PROVIDED ENTRIES:
== Segment start ==

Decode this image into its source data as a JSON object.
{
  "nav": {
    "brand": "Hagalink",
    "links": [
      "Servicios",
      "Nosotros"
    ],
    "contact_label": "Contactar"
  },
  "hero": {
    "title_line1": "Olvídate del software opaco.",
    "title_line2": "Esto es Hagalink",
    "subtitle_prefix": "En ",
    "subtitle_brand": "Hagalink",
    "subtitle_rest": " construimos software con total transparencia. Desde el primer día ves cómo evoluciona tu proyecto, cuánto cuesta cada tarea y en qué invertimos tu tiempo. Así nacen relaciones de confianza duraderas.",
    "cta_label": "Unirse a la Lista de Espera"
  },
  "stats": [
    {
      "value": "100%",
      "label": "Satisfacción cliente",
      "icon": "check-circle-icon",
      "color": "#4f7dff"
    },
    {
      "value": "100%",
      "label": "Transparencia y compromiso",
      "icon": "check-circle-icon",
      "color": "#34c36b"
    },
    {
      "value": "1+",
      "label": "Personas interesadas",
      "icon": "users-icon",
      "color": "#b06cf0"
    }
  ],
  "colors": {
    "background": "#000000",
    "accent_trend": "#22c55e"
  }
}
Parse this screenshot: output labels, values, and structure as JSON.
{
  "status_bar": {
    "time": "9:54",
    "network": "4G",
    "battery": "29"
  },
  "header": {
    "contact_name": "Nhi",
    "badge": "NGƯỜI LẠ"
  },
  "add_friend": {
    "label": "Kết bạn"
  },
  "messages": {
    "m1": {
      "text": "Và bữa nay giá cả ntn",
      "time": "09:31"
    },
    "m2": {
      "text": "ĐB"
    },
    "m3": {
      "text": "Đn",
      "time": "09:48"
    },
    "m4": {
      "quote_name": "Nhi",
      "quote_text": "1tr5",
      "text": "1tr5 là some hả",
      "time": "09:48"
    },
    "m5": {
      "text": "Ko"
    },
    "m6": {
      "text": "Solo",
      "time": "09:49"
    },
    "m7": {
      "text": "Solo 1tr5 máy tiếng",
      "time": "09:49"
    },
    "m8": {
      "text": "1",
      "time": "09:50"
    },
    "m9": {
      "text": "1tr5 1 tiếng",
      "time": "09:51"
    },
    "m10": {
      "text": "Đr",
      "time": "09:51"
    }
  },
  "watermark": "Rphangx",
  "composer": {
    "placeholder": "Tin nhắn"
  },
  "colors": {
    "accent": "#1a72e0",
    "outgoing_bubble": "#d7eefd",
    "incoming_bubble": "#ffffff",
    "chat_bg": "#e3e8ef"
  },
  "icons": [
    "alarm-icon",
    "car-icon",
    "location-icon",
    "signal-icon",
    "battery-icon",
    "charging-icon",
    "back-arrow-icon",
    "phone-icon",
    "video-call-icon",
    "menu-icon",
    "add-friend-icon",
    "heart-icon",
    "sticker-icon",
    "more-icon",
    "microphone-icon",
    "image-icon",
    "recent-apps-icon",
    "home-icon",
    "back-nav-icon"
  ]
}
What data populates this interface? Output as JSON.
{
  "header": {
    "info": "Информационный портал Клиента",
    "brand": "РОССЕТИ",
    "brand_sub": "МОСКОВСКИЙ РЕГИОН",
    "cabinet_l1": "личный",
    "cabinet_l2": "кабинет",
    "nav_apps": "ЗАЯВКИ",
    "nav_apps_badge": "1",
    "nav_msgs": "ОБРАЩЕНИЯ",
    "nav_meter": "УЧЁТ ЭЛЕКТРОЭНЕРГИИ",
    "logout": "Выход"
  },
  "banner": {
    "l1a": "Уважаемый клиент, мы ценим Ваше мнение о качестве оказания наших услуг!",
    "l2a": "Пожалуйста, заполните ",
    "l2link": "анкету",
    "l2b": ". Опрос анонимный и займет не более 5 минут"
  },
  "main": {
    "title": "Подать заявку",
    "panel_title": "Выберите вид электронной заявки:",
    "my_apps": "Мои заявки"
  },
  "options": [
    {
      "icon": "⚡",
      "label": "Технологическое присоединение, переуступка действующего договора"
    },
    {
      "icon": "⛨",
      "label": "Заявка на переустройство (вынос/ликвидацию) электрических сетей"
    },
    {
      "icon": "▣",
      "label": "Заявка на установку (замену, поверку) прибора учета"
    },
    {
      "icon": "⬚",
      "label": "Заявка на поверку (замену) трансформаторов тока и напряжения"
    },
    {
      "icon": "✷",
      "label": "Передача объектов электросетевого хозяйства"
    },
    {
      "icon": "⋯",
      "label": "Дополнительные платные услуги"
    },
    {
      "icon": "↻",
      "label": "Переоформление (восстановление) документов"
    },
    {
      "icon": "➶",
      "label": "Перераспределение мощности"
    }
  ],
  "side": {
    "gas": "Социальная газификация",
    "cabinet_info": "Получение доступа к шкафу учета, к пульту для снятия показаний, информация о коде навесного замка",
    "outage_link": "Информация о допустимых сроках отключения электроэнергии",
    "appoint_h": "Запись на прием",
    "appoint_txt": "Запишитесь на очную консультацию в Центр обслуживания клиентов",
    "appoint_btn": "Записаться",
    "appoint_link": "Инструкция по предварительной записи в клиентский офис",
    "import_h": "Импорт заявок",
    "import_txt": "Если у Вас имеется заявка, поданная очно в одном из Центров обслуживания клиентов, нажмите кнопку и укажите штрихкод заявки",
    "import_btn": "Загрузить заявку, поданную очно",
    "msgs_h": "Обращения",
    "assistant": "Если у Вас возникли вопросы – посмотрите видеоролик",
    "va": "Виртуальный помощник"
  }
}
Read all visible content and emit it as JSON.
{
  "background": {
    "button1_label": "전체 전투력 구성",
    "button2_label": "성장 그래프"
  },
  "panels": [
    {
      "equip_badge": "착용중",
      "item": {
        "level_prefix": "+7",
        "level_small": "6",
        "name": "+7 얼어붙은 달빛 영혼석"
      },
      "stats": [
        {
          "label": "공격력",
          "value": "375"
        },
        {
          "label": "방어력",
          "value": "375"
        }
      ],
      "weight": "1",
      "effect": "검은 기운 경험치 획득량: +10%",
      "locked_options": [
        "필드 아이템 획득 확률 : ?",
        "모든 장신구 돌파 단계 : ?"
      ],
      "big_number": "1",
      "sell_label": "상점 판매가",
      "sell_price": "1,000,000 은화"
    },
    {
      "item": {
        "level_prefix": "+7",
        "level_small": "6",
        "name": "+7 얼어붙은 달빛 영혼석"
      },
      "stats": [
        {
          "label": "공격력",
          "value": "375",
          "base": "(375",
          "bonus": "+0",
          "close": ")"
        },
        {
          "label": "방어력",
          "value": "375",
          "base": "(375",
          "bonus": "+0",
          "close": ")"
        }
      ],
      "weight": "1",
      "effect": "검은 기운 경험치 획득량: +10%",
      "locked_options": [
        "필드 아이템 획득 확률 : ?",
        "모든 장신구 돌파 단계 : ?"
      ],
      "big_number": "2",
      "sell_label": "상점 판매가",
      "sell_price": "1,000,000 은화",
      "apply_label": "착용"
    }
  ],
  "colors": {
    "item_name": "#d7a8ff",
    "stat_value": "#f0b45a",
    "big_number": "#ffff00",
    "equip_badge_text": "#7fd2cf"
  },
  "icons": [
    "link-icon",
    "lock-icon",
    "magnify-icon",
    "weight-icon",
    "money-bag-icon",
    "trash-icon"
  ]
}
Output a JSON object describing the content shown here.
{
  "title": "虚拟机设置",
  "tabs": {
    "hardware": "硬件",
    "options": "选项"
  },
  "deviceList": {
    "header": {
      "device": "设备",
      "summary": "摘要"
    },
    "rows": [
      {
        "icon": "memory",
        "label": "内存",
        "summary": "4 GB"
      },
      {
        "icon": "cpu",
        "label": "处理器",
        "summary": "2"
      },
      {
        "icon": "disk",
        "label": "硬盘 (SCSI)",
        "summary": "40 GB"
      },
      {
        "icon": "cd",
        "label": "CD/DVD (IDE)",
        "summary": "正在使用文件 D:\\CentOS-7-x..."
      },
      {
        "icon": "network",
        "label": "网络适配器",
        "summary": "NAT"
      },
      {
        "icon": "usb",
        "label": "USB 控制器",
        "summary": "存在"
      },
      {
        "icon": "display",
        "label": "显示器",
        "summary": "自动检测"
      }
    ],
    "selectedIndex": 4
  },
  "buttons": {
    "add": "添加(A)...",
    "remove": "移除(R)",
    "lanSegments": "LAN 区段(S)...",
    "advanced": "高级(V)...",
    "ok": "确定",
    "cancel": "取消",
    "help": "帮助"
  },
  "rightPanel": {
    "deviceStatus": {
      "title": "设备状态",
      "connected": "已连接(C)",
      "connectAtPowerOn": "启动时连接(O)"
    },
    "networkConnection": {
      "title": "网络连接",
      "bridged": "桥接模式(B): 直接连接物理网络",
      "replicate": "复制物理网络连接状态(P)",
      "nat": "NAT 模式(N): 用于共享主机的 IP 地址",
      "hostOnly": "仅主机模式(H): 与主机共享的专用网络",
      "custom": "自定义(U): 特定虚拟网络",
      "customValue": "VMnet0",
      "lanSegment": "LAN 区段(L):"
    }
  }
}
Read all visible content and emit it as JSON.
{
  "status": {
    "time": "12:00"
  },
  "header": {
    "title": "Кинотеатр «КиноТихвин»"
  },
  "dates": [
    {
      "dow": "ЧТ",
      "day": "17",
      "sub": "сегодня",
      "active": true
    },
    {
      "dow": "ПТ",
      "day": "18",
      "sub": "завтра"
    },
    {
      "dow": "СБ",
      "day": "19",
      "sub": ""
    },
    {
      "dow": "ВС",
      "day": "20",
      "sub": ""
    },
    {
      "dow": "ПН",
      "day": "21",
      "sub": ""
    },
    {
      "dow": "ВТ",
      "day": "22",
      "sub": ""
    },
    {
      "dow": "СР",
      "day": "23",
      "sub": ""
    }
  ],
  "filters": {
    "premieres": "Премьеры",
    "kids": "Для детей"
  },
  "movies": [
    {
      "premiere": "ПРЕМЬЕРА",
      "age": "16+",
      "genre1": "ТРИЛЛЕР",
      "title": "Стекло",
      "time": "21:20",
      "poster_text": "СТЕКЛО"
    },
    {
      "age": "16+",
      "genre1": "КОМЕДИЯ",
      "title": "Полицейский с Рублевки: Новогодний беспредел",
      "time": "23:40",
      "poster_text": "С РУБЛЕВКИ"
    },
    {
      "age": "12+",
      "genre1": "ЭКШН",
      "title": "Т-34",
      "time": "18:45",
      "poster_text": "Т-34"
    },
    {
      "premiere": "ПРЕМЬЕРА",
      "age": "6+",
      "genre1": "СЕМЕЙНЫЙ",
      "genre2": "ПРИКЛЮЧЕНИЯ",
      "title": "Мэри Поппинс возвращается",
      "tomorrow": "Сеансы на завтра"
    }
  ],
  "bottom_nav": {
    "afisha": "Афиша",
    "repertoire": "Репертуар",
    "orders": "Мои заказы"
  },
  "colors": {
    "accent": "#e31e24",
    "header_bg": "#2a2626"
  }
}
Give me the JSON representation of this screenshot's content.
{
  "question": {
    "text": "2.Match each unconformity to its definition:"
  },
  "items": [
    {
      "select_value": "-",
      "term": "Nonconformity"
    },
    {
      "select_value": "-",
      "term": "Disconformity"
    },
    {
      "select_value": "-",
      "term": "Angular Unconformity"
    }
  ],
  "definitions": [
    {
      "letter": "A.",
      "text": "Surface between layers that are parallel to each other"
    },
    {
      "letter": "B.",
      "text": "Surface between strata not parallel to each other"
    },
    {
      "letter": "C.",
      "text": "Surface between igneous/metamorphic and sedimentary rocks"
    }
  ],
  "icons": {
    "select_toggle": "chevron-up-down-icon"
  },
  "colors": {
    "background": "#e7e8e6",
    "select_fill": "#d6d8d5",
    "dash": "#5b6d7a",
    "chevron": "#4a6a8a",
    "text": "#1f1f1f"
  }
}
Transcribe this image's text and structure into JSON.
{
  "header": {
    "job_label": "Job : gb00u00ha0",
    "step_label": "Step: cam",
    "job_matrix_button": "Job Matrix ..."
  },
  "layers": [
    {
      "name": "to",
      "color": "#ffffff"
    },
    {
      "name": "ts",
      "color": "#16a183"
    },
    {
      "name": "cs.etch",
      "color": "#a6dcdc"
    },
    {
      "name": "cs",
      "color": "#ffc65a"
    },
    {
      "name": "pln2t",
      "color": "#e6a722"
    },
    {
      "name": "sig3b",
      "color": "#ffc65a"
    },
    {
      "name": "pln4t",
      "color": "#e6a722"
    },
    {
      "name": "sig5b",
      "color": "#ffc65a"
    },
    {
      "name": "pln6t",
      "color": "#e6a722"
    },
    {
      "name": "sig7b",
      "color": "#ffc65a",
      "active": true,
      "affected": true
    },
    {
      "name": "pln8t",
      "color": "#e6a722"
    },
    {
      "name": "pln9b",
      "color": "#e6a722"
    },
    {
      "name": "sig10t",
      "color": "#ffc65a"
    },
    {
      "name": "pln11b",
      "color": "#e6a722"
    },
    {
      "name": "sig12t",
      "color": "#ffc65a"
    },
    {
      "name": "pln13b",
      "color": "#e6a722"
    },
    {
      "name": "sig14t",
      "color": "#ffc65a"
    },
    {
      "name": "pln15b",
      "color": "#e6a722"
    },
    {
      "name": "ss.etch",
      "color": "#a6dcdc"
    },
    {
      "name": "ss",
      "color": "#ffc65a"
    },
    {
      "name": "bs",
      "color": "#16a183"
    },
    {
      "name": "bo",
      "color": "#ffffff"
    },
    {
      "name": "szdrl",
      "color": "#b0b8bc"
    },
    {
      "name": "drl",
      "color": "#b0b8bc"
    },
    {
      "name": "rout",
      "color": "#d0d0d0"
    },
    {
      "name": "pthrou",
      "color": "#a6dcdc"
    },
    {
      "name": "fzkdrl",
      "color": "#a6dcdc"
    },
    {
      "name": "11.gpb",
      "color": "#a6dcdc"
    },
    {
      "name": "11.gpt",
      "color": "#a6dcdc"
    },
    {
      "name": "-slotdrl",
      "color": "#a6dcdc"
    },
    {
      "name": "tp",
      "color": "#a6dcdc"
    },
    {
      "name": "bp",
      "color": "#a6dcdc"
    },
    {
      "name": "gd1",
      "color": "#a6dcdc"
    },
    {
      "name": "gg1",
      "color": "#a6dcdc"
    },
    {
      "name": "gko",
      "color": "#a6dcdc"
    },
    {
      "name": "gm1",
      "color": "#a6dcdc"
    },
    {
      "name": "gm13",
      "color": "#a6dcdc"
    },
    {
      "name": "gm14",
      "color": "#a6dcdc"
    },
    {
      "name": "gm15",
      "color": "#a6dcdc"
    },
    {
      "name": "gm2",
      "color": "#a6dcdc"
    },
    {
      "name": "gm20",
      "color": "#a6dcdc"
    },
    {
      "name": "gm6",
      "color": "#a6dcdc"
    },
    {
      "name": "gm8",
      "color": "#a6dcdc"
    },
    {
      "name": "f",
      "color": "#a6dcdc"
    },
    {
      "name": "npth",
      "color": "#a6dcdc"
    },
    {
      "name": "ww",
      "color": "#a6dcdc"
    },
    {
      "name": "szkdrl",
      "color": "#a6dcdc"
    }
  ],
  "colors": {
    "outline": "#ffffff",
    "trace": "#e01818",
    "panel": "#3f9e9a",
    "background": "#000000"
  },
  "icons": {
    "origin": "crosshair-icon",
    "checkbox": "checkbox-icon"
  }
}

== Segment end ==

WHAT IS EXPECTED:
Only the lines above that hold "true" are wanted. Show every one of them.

SOLUTION TO THE PROBLEM:
      "active": true
      "active": true,
      "affected": true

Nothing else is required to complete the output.